Too many people are not only struggling to stay afloat now, they are also working toward a retirement in which they will likely be broke, U.S. Treasury Secretary Jacob Lew says.
One solution, Lew said Thursday during a visit to Atlanta, is a two-month-old program aimed at encouraging regular contributions to an online savings account through the government.
“It makes it very simple,” Lew said, during an interview with the AJC. “You are completely invested in U.S. Treasuries, the definition of a risk-free investment.”
Lew’s visit included meetings with Atlanta Mayor Kasim Reed and a group of entrepreneurs.
Through the myRA program, Americans without other savings can divert part of their paychecks, bank accounts or tax refund into a retirement account. They can build the total to $15,000 and then transfer it to a private investment account.

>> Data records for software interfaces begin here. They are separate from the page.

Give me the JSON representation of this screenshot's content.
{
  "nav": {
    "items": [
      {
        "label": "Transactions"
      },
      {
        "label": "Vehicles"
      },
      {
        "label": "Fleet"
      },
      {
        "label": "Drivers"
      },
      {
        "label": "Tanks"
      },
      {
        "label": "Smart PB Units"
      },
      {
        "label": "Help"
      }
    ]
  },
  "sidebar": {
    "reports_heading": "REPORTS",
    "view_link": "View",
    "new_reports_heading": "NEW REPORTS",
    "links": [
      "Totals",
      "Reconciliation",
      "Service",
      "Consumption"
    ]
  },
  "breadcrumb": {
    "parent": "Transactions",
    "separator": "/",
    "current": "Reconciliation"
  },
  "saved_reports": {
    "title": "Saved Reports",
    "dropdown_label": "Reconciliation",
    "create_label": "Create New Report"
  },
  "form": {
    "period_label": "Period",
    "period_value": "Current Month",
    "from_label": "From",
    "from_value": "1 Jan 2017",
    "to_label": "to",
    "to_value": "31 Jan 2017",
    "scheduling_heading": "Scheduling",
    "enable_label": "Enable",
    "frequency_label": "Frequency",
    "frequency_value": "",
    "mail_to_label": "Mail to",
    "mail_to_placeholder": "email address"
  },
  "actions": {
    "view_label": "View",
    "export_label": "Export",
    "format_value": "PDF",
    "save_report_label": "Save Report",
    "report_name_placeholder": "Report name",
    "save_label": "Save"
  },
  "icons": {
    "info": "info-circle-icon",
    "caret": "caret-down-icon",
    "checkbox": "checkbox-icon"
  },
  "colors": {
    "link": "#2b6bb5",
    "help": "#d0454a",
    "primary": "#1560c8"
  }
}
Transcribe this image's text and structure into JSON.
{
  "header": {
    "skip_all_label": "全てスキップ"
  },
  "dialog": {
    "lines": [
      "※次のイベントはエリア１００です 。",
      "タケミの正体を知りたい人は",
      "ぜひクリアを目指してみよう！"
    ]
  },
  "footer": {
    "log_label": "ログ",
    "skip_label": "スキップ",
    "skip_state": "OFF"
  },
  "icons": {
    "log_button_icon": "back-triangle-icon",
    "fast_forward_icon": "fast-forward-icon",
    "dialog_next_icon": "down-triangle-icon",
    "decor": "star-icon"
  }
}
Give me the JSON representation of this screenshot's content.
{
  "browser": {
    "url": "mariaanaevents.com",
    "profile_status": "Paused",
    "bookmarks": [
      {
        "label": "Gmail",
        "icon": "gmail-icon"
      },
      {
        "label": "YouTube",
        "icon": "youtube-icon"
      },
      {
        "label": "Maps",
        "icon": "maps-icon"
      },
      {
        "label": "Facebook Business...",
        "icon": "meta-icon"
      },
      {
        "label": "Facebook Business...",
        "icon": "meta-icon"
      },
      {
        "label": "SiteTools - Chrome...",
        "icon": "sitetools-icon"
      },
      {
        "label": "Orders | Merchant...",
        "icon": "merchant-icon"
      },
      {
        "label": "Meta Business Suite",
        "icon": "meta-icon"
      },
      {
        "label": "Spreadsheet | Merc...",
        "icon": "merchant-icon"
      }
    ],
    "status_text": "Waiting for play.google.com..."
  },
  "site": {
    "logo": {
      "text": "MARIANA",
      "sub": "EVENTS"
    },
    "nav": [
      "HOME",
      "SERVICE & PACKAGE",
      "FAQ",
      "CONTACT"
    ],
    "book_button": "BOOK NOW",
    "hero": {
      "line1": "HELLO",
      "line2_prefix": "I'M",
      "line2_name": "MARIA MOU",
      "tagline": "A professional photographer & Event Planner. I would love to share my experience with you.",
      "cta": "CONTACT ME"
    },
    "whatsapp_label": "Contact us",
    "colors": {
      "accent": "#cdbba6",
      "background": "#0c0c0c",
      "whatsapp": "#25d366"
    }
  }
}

Although anyone can register and participate at myra.gov, the main targets of the program are people without savings that are linked to their paychecks, Lew said. “The challenge is reaching people without employer provided savings.”
And there are people even more marginal, he said.
“There are millions of people in the United States who are not connected to the financial system,” Lew said. “One-third of the people working have no retirement savings. And an awful lot of people in their fifties or even their sixties have no retirement savings. And you have to start early.”
Lew said he hopes the next president – whoever that is – will support the program, adding, “I hope it’s non-controversial enough.”
The one-day trip to Atlanta was also meant to underscore President Obama’s economic optimism during his State of the Union address earlier in the week.
Since the worst of the post-recession hangover, the unemployment rate has been cut in half and the economy has added 14 million jobs.
Lew cited record auto sales last year and an increase in average wages.
“I think it would be hard to do a fact-based review of the past 10 years and not say that the economy has been doing well in recovering from the worst recession since the Great Depression,” Lew said. “I won’t deny that there is work to do.”
Lew said he thinks the 2016 outlook is solid, despite a rocky start in the markets and global worries. “As I talk to CEOs, there is an expectation that this year will be a lot like last year,” he said.
Escorted by the mayor, Lew met with with employees of PartPic, a tech company based at Georgia Tech that has built software that allows people to take a photo of a spare part and instantly receive its name and specifications.
“If I tell my wife about this, we will never throw away a spare part again,” Lew said
Reed suggested Cuba – whose roads are dominated by autos that are decades old – as a potential market for the company.
In a closed-door session, Lew and Reed also met with executives of several small businesses, including Pointivo and Smart Gladiator.
Staff writer Katie Leslie contributed to this story.